Assertions by Major League Baseball that there is no reliable test for human growth hormone may have been reduced to a myth Monday.
Anti-doping agency officials on both sides of the Atlantic touted the case of a British rugby player as proof that HGH can be detected through blood testing. Terry Newton, who was tested in November, did not contest the result and was banned from the sport for two years by the United Kingdom Anti-Doping Agency, The Times of London reported. His rugby club has voided the remainder of Newton's two-year contract.
Newton is believed to be the first pro athlete tripped up by a blood test aimed at detecting HGH, which baseball has banned since 2005 but has not been the subject of testing.
The latest development was lauded by Travis Tygart, chief executive of the United States Anti-Doping Agency.

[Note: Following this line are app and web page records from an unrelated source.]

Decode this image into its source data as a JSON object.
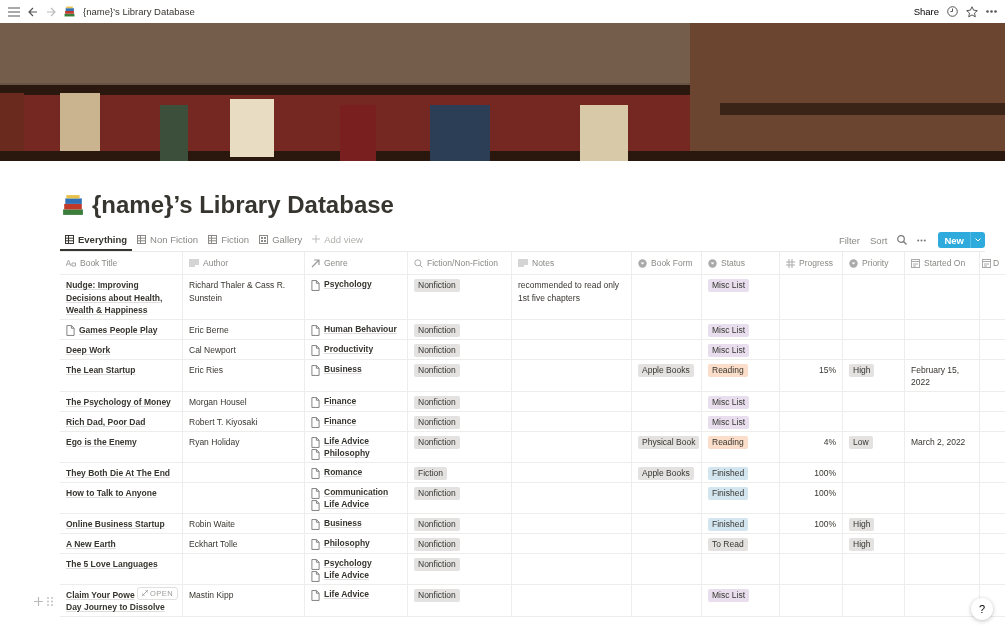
{
  "topbar": {
    "title": "{name}’s Library Database",
    "share": "Share"
  },
  "page": {
    "title": "{name}’s Library Database"
  },
  "views": [
    {
      "label": "Everything",
      "kind": "table",
      "selected": true
    },
    {
      "label": "Non Fiction",
      "kind": "table",
      "selected": false
    },
    {
      "label": "Fiction",
      "kind": "table",
      "selected": false
    },
    {
      "label": "Gallery",
      "kind": "gallery",
      "selected": false
    }
  ],
  "add_view": "Add view",
  "toolbar": {
    "filter": "Filter",
    "sort": "Sort",
    "new": "New"
  },
  "table": {
    "columns": [
      {
        "label": "Book Title",
        "kind": "title"
      },
      {
        "label": "Author",
        "kind": "text"
      },
      {
        "label": "Genre",
        "kind": "relation"
      },
      {
        "label": "Fiction/Non-Fiction",
        "kind": "lookup"
      },
      {
        "label": "Notes",
        "kind": "text"
      },
      {
        "label": "Book Form",
        "kind": "select"
      },
      {
        "label": "Status",
        "kind": "select"
      },
      {
        "label": "Progress",
        "kind": "number"
      },
      {
        "label": "Priority",
        "kind": "select"
      },
      {
        "label": "Started On",
        "kind": "date"
      },
      {
        "label": "D",
        "kind": "date"
      }
    ],
    "rows": [
      {
        "title": "Nudge: Improving Decisions about Health, Wealth & Happiness",
        "page_icon": false,
        "author": "Richard Thaler & Cass R. Sunstein",
        "genre": [
          "Psychology"
        ],
        "type": "Nonfiction",
        "notes": "recommended to read only 1st five chapters",
        "status": {
          "label": "Misc List",
          "color": "#e8deee"
        }
      },
      {
        "title": "Games People Play",
        "page_icon": true,
        "author": "Eric Berne",
        "genre": [
          "Human Behaviour"
        ],
        "type": "Nonfiction",
        "status": {
          "label": "Misc List",
          "color": "#e8deee"
        }
      },
      {
        "title": "Deep Work",
        "page_icon": false,
        "author": "Cal Newport",
        "genre": [
          "Productivity"
        ],
        "type": "Nonfiction",
        "status": {
          "label": "Misc List",
          "color": "#e8deee"
        }
      },
      {
        "title": "The Lean Startup",
        "page_icon": false,
        "author": "Eric Ries",
        "genre": [
          "Business"
        ],
        "type": "Nonfiction",
        "form": "Apple Books",
        "status": {
          "label": "Reading",
          "color": "#fadec9"
        },
        "progress": "15%",
        "priority": "High",
        "started": "February 15, 2022"
      },
      {
        "title": "The Psychology of Money",
        "page_icon": false,
        "author": "Morgan Housel",
        "genre": [
          "Finance"
        ],
        "type": "Nonfiction",
        "status": {
          "label": "Misc List",
          "color": "#e8deee"
        }
      },
      {
        "title": "Rich Dad, Poor Dad",
        "page_icon": false,
        "author": "Robert T. Kiyosaki",
        "genre": [
          "Finance"
        ],
        "type": "Nonfiction",
        "status": {
          "label": "Misc List",
          "color": "#e8deee"
        }
      },
      {
        "title": "Ego is the Enemy",
        "page_icon": false,
        "author": "Ryan Holiday",
        "genre": [
          "Life Advice",
          "Philosophy"
        ],
        "type": "Nonfiction",
        "form": "Physical Book",
        "status": {
          "label": "Reading",
          "color": "#fadec9"
        },
        "progress": "4%",
        "priority": "Low",
        "started": "March 2, 2022"
      },
      {
        "title": "They Both Die At The End",
        "page_icon": false,
        "genre": [
          "Romance"
        ],
        "type": "Fiction",
        "form": "Apple Books",
        "status": {
          "label": "Finished",
          "color": "#d3e5ef"
        },
        "progress": "100%"
      },
      {
        "title": "How to Talk to Anyone",
        "page_icon": false,
        "genre": [
          "Communication",
          "Life Advice"
        ],
        "type": "Nonfiction",
        "status": {
          "label": "Finished",
          "color": "#d3e5ef"
        },
        "progress": "100%"
      },
      {
        "title": "Online Business Startup",
        "page_icon": false,
        "author": "Robin Waite",
        "genre": [
          "Business"
        ],
        "type": "Nonfiction",
        "status": {
          "label": "Finished",
          "color": "#d3e5ef"
        },
        "progress": "100%",
        "priority": "High"
      },
      {
        "title": "A New Earth",
        "page_icon": false,
        "author": "Eckhart Tolle",
        "genre": [
          "Philosophy"
        ],
        "type": "Nonfiction",
        "status": {
          "label": "To Read",
          "color": "#e3e2e0"
        },
        "priority": "High"
      },
      {
        "title": "The 5 Love Languages",
        "page_icon": false,
        "genre": [
          "Psychology",
          "Life Advice"
        ],
        "type": "Nonfiction"
      },
      {
        "title": "Claim Your Powe",
        "title_continued": "Day Journey to Dissolve",
        "page_icon": false,
        "open_button": "OPEN",
        "author": "Mastin Kipp",
        "genre": [
          "Life Advice"
        ],
        "type": "Nonfiction",
        "status": {
          "label": "Misc List",
          "color": "#e8deee"
        }
      }
    ]
  },
  "help": "?"
}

"All of us who have helped develop a test wouldn't put it in place if it wasn't forensically sound and reliable." Tygart told the New York Daily News . "Particularly in (Newton's) case, it's proof positive the test works."